(Assignment): Examine each line of the data, and copy the ones containing "print".

(Record excerpts):
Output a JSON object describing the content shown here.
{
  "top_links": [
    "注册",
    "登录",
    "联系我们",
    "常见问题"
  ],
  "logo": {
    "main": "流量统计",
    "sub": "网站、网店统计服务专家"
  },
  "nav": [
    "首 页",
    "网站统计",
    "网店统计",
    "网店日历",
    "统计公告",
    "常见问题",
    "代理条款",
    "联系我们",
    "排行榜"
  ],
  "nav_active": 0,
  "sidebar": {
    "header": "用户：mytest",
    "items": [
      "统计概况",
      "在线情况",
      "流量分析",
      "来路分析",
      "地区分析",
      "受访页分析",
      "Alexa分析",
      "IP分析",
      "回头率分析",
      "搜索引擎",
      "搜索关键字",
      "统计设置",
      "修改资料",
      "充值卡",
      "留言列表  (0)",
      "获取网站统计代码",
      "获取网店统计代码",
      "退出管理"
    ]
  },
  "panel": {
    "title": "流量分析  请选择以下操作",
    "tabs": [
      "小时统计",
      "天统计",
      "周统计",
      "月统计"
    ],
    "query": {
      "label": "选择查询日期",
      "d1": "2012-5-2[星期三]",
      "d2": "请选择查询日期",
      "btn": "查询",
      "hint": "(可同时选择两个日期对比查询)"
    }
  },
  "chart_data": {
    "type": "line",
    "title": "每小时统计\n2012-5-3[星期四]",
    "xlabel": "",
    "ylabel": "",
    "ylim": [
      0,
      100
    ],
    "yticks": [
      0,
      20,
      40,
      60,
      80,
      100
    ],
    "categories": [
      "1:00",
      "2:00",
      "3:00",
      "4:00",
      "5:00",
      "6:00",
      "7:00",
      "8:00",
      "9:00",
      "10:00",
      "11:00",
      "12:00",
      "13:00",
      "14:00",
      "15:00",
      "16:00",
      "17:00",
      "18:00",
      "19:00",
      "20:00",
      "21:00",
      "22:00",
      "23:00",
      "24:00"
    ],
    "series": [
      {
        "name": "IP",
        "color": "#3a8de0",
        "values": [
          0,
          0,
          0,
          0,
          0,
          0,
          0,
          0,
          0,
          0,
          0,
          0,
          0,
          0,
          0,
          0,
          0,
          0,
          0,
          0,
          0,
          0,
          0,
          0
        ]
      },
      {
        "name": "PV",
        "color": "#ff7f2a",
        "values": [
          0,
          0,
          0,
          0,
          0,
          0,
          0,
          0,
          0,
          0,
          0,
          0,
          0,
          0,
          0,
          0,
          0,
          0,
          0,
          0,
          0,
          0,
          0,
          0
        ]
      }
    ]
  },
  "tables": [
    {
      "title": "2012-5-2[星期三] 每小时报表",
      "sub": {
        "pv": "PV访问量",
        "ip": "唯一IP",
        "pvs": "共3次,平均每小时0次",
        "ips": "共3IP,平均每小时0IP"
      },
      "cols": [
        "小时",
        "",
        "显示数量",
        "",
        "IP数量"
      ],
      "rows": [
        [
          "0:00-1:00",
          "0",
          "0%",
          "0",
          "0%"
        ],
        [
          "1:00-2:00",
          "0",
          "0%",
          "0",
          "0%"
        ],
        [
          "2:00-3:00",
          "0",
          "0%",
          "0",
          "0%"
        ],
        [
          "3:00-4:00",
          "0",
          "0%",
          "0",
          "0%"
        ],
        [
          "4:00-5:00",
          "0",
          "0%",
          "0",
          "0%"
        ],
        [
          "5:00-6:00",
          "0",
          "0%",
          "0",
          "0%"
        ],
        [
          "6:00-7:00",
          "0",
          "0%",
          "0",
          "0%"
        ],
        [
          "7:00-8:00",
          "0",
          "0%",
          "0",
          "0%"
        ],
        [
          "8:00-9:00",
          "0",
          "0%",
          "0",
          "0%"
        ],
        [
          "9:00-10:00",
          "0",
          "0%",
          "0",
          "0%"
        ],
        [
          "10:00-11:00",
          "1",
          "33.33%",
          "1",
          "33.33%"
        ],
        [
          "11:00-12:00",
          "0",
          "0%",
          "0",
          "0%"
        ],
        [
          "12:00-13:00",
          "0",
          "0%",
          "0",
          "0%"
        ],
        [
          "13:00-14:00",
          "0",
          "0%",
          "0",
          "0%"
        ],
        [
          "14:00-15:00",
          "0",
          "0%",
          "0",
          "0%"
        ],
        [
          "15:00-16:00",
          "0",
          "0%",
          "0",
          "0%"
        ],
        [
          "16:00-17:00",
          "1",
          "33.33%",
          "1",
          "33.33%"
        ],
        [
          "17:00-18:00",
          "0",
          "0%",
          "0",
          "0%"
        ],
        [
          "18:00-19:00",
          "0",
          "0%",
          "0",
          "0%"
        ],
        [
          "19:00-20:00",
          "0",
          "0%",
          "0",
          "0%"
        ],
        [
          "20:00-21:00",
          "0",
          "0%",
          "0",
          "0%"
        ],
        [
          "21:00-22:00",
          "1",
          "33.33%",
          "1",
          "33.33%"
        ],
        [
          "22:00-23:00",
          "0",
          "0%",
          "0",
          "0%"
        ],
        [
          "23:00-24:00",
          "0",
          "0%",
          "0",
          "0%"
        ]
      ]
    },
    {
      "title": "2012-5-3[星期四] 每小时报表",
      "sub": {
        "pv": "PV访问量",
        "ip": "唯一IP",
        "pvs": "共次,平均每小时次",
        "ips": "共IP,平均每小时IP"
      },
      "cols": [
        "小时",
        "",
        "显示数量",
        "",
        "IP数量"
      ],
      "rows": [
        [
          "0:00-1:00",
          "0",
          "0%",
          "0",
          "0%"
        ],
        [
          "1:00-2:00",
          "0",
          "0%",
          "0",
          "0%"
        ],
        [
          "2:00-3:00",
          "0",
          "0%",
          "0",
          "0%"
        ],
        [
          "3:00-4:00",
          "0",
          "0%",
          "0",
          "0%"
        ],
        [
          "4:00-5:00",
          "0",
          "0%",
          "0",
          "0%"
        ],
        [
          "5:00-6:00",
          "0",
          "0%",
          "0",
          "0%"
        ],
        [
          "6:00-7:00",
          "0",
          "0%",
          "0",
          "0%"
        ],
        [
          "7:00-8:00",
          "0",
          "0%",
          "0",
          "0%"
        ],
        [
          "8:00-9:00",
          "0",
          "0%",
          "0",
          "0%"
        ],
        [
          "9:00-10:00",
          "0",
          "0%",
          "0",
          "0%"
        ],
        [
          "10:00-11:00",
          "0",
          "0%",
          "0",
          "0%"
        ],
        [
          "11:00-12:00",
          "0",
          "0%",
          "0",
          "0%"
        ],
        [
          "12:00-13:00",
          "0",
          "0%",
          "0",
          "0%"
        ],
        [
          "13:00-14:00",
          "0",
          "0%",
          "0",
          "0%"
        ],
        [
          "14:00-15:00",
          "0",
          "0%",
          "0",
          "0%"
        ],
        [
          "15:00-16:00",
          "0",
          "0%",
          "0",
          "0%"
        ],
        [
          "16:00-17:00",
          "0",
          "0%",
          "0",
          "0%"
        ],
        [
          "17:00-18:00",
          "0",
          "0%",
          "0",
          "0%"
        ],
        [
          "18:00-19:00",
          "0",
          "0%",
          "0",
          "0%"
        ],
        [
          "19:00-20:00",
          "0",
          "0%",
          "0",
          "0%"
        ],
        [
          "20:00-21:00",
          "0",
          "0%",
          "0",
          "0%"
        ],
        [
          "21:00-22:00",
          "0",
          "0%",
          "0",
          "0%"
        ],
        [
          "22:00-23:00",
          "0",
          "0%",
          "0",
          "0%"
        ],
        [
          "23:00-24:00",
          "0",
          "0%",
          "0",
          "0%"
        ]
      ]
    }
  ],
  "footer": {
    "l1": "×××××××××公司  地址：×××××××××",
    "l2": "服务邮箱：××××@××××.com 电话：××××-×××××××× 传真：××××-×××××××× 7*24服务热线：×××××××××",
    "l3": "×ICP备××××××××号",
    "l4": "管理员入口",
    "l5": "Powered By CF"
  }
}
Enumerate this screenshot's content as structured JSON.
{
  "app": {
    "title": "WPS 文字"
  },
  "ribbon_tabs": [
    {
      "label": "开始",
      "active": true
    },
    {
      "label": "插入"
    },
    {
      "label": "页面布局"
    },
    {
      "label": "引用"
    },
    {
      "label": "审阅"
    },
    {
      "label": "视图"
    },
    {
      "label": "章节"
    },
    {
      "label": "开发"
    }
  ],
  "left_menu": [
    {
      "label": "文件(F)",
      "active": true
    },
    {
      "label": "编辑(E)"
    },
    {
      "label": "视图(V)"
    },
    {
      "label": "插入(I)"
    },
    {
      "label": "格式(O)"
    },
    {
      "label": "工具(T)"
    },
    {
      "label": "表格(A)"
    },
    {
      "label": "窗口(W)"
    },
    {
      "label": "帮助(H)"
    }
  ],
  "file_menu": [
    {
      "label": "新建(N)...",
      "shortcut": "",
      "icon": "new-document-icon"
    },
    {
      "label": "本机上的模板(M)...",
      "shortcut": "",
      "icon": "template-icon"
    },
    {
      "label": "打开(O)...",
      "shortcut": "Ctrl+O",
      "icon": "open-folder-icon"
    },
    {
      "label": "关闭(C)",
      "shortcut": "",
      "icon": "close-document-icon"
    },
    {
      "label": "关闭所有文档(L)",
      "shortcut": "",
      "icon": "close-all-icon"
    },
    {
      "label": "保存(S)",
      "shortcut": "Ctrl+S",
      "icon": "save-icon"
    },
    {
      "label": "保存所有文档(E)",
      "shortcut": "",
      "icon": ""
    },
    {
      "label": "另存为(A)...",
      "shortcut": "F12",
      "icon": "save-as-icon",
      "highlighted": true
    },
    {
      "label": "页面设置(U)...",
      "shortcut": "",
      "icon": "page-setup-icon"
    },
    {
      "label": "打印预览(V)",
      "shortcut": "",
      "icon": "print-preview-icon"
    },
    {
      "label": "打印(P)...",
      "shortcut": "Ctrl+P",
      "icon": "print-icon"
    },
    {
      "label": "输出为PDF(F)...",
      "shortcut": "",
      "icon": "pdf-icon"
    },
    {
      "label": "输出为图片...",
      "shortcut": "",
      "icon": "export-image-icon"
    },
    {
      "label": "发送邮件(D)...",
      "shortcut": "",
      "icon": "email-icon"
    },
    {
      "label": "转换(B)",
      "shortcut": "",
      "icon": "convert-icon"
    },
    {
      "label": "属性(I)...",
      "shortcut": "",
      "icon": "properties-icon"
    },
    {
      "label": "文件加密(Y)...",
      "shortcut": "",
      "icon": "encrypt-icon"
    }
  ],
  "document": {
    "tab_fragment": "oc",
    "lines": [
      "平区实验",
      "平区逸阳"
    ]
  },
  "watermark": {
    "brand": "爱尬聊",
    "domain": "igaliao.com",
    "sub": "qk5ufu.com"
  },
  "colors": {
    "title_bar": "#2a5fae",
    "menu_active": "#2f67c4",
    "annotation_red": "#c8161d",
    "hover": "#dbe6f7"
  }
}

(Final answer):
      "icon": "print-preview-icon"
      "icon": "print-icon"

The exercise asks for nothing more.